[PROBLEM]
With pictures omitted, restate the data word for word.

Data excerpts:
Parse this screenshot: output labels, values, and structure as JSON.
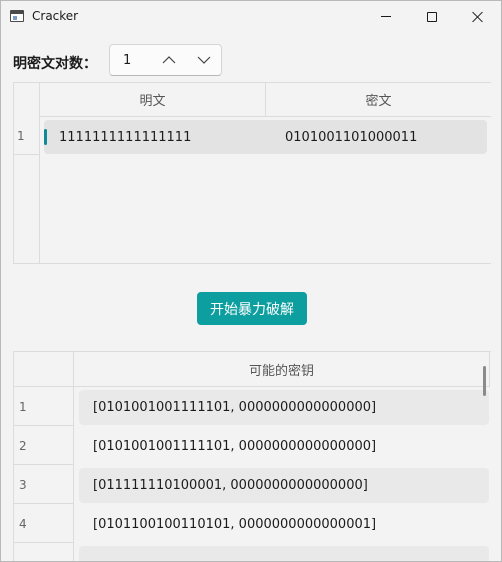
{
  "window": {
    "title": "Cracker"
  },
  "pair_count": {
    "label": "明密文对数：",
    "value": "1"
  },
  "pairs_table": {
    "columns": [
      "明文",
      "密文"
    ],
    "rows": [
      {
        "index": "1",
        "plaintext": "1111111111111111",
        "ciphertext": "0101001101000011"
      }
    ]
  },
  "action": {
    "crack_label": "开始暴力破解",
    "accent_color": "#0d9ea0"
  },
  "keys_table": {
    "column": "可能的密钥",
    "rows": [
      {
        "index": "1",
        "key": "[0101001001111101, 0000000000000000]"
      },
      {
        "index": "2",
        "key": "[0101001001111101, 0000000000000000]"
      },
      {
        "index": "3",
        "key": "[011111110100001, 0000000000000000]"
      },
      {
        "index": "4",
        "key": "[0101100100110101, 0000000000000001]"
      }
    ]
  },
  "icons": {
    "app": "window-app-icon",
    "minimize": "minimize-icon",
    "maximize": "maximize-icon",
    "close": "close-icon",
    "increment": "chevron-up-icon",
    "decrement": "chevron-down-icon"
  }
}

[SOLUTION FOR THIS TASK]
Parse this screenshot: output labels, values, and structure as JSON.
{
  "window": {
    "title": "Cracker"
  },
  "pair_count": {
    "label": "明密文对数：",
    "value": "1"
  },
  "pairs_table": {
    "columns": [
      "明文",
      "密文"
    ],
    "rows": [
      {
        "index": "1",
        "plaintext": "1111111111111111",
        "ciphertext": "0101001101000011"
      }
    ]
  },
  "action": {
    "crack_label": "开始暴力破解",
    "accent_color": "#0d9ea0"
  },
  "keys_table": {
    "column": "可能的密钥",
    "rows": [
      {
        "index": "1",
        "key": "[0101001001111101, 0000000000000000]"
      },
      {
        "index": "2",
        "key": "[0101001001111101, 0000000000000000]"
      },
      {
        "index": "3",
        "key": "[011111110100001, 0000000000000000]"
      },
      {
        "index": "4",
        "key": "[0101100100110101, 0000000000000001]"
      }
    ]
  },
  "icons": {
    "app": "window-app-icon",
    "minimize": "minimize-icon",
    "maximize": "maximize-icon",
    "close": "close-icon",
    "increment": "chevron-up-icon",
    "decrement": "chevron-down-icon"
  }
}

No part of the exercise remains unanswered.